A New York physician was charged in an indictment unsealed today in the Eastern District of New York for an alleged $10 million health care fraud scheme involving the submission of false and fraudulent claims to Medicare and Medicare Part D plans.
According to court documents, Elemer Raffai, 56, of Rome, between approximately July 2016 and June 2017, allegedly signed prescriptions and order forms via purported telemedicine services for durable medical equipment (DME) that were not medically necessary. Raffai caused these claims to be submitted based solely on a short telephone conversation for beneficiaries he did not physically examine and evaluate and that were induced, in part, by the payments of bribes and kickbacks to Raffai. The indictment further alleges that Raffai, with others, submitted or caused the submission of approximately $10 million in false and fraudulent claims to Medicare for DME, and Medicare paid more than $4 million on those claims.

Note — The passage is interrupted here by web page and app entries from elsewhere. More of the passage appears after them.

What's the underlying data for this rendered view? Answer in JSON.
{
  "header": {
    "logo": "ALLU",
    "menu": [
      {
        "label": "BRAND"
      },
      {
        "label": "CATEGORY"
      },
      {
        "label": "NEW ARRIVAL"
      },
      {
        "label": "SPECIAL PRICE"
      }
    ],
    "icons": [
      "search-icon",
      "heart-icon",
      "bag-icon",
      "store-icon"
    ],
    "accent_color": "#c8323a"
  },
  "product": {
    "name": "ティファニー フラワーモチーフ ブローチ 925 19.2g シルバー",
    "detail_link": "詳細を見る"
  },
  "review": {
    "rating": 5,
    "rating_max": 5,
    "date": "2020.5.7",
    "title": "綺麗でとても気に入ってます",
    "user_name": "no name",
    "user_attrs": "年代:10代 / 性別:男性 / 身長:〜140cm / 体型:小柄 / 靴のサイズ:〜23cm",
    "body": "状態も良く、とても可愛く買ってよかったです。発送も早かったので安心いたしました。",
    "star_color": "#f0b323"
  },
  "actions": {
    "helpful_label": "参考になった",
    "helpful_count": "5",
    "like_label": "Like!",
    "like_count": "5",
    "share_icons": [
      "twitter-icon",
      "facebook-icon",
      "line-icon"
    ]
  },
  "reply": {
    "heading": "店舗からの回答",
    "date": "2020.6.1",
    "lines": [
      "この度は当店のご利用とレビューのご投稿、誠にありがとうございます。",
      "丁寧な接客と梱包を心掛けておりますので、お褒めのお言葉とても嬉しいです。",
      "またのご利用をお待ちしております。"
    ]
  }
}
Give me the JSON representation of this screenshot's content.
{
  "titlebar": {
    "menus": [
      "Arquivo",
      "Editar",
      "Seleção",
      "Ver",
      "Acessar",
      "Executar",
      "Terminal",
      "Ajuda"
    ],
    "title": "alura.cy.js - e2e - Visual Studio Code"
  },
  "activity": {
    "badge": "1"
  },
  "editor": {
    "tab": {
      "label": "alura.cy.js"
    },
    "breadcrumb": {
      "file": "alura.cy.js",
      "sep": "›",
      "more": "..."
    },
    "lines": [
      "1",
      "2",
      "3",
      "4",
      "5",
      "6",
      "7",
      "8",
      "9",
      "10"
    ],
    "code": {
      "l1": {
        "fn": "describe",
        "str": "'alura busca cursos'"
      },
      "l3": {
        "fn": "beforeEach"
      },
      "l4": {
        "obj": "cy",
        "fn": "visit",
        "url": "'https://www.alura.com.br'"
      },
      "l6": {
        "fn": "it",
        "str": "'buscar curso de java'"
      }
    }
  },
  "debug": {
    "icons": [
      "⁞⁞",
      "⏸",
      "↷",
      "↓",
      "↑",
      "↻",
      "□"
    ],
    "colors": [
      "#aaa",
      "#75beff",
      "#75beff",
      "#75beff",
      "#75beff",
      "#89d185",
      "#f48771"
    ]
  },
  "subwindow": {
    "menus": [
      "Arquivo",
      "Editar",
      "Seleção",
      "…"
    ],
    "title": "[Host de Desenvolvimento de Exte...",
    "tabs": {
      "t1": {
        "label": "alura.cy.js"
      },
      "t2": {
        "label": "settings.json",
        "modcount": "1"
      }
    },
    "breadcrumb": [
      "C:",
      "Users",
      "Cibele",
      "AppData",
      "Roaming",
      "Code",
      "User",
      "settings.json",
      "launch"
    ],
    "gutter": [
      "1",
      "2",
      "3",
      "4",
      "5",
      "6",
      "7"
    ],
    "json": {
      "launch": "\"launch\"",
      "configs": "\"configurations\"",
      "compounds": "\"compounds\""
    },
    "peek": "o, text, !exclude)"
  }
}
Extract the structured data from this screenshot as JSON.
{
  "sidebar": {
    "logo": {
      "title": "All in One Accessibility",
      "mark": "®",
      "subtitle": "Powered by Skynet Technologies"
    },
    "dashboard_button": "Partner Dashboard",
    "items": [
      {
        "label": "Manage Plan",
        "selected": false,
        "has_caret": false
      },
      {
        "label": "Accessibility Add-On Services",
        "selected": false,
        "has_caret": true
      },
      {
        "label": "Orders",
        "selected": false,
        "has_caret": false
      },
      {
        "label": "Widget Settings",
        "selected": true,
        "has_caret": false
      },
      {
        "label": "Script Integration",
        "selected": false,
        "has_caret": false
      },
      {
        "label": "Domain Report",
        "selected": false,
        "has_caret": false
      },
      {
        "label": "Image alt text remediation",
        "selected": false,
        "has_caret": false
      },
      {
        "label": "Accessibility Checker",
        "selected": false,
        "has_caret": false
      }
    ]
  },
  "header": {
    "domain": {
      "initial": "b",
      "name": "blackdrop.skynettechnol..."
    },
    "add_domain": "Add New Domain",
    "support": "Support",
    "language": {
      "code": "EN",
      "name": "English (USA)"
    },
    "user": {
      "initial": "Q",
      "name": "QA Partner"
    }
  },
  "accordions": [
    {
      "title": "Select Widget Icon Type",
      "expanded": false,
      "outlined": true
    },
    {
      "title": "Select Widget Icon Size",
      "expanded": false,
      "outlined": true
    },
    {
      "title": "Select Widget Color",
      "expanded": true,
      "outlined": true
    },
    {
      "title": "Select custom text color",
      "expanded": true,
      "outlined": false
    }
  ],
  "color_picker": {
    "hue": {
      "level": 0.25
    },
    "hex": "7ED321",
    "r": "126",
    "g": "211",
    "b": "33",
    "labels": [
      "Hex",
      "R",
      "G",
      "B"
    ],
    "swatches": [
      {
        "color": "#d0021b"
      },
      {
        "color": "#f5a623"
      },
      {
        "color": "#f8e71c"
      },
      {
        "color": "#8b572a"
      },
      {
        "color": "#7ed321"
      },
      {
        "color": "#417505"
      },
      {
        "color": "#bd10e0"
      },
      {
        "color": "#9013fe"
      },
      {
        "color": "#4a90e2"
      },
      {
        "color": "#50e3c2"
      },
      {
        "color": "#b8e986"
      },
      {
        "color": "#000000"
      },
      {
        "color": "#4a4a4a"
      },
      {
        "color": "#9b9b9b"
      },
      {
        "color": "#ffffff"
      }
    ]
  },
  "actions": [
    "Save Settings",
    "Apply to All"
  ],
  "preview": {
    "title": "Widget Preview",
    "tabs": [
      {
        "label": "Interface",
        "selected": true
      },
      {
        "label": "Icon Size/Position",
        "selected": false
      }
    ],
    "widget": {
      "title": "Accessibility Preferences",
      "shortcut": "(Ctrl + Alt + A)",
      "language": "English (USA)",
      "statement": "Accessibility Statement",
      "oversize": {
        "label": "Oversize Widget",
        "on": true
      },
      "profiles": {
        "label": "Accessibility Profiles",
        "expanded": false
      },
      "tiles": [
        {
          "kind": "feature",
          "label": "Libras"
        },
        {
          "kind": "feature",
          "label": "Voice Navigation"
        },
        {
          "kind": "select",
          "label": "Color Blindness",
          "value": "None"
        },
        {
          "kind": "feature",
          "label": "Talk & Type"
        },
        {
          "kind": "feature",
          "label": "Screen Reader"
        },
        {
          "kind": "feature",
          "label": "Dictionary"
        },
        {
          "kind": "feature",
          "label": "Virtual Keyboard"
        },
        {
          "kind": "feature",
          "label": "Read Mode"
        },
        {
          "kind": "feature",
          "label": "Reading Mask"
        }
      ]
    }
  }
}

Raffai is charged with health care fraud. He was arrested and is making his initial court appearance today in the U.S. District Court for the Northern District of New York. If convicted, Raffai faces a maximum total penalty of 10 years in prison. A federal district court judge will determine any sentence after considering the U.S. Sentencing Guidelines and other statutory factors.
Assistant Attorney General Kenneth A. Polite, Jr. of the Justice Department’s Criminal Division; U.S. Attorney Breon Peace for the Eastern District of New York; Special Agent in Charge Scott J. Lampert of the U.S. Department of Health and Human Services Office of Inspector General’s (HHS-OIG) Office of Investigations; Assistant Director Luis Quesada of the FBI’s Criminal Investigative Division; and Special Agent in Charge Janeen DiGuiseppi of the FBI’s Albany Field Office made the announcement.
HHS-OIG and the FBI investigated the case.
Trial Attorneys Kelly M. Lyons and Andrew Estes of the Criminal Division’s Fraud Section prosecuted the case.
An indictment is merely an allegation, and all defendants are presumed innocent until proven guilty beyond a reasonable doubt in a court of law.